Long before Jay Z dubbed himself "the black Brad Pitt," the late basketball legend Al McGuire dubbed this week's player "the black Jerry West." For the second time in What the Hell Happened To we remember an alumni of famous Mt Vernon High School in NY (the first being Ray Williams), Earl Tatum.
Earl was a High School All American at Mt Vernon, whom he lead to a #1 US High School Ranking. After being recruited by 390 colleges, he decided to play for McGuire at Marquette. An amusing act by McGuire during breakfast convinced Earl:
"The hotel I stayed at had this huge breakfast spread," recalls Tatum, of his official visit to Marquette in the spring of 1972. "I'd just finished eating when Coach McGuire came in to pick me up. He lifted the napkin off my plate and started eating with his hands the remaining scraps of food under it. I was leaning towards attending Indiana, but that one act convinced me to go to Marquette. He was so at ease with himself and unconcerned about how it might look. I knew there and then that I wanted to play for this man."
His senior season he helped Marquette reach the Final Four. In 1976 Tatum would be picked by the enemy with the 21st overall pick (second round back then). After a season and a half for lal, he was shipped along with James Buddha Edwards to the Pacers for Adrian Dantley and Dave Robisch [Tangent time: we all know what a disastrous head coach Adrian Dantley was but I honestly never knew he played for the Flakers. It makes it all the more disappointing that the Pistons moved him for Mark Aguirre, to placate Isiah, since Aguirre was buddy-buddy with him. Dantley would've been on the 89 Pistons that swept the Flakers in the Finals and he could've relished that moment even more].
After one season with the Pacers, Tatum would arrive in Boston. Red Auerbach for one was stoked:
We wanted a big, quick defensive guard and we decided Tatum would give us that as part of our rebuilding program. I place Tatum in a class with a handful of guards in the league with his kind of quickness. Gus Williams of Seattle and Doug Collins of Philadelphia are two who come to mind.
Earl would only appear in 3 games for the Celtics during that 1979 season and was moved in October of his first year. It must've been unusual for that team, knowing that Larry Bird had been drafted the season before and would be joining the Celtics. That team wasn't very good but the Celtics were able to obtain Chris Ford for Tatum when they traded him to Detroit.
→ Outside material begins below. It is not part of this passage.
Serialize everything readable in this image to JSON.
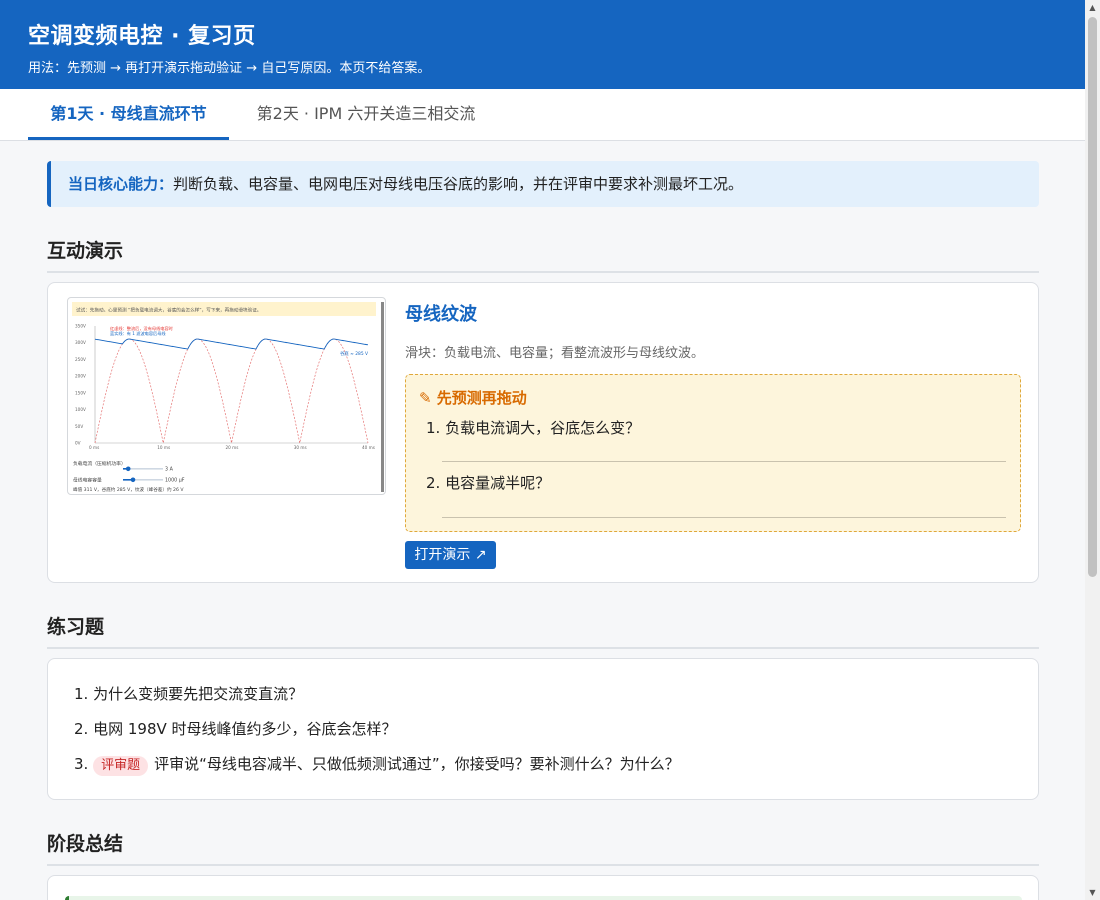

Ford would be the starting 2 guard on the 1981 Celtics team that won it all.
After finishing the 1979 season with Detroit (and playing in all 82 games) he was moved by the Pistons to the Cavs for Jim Brewer. 1980 would be his last season in the league as Earl appeared in 33 games for Cleveland. A serious knee injury is what ended Earl's career. And though he diligently tried to rehab his knee, he'd play overseas in both the Philippines and Sweden. Tatum retired from basketball for good in 1983 and settled in Milwaukee with his wife, Larena.
Looking back on his career, Earl seemed to embody an NBA journeyman. It's as if no team really gave him a fair shot to stick around. He averaged double figures in points, putting up over 14 per game for LA and Indiana the year before he was acquired by Boston.
For 23 years Earl sold insurance for Farmers Insurance. He retired from that in 2006. Tatum can often be found at the McGuire Center, volunteering his time on a committee formed by Marquette Associate Athletic Director Jack Harbaugh, that reaches out to former players. He did suffer a stroke back in 2008 but appears to be doing better now. He resides in Milwaukee with his wife Larena. He has two daughters in their early 30s, named Jennay and Mia.